Search the data for the word "color" and copy each line that has it.

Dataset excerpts
• • •

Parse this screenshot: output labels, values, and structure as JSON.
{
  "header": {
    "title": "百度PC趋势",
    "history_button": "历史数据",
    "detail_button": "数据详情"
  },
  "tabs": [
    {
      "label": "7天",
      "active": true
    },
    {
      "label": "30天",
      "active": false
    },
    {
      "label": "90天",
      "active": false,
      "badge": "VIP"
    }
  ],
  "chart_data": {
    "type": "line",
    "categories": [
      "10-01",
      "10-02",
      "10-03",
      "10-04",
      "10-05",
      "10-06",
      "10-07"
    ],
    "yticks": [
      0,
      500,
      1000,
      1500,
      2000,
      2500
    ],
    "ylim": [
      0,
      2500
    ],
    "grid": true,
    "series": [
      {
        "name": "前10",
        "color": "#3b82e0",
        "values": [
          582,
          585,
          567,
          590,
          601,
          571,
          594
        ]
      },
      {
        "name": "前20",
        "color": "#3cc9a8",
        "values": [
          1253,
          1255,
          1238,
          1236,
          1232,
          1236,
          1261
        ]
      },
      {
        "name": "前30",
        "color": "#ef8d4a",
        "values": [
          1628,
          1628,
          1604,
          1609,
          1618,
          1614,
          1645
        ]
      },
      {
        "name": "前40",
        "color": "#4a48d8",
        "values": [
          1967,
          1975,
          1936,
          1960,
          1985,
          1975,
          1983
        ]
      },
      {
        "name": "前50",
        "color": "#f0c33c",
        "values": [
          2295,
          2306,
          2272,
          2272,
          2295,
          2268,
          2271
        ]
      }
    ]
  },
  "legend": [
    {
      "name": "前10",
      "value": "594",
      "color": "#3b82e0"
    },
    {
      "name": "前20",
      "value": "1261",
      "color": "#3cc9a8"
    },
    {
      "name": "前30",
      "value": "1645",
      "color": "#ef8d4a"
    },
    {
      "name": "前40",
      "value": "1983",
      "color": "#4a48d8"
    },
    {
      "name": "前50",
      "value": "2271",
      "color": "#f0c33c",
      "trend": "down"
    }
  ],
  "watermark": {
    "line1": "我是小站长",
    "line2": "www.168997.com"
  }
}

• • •

- _Solution_
        "color": "#3b82e0",
        "color": "#3cc9a8",
        "color": "#ef8d4a",
        "color": "#4a48d8",
        "color": "#f0c33c",
      "color": "#3b82e0"
      "color": "#3cc9a8"
      "color": "#ef8d4a"
      "color": "#4a48d8"
      "color": "#f0c33c",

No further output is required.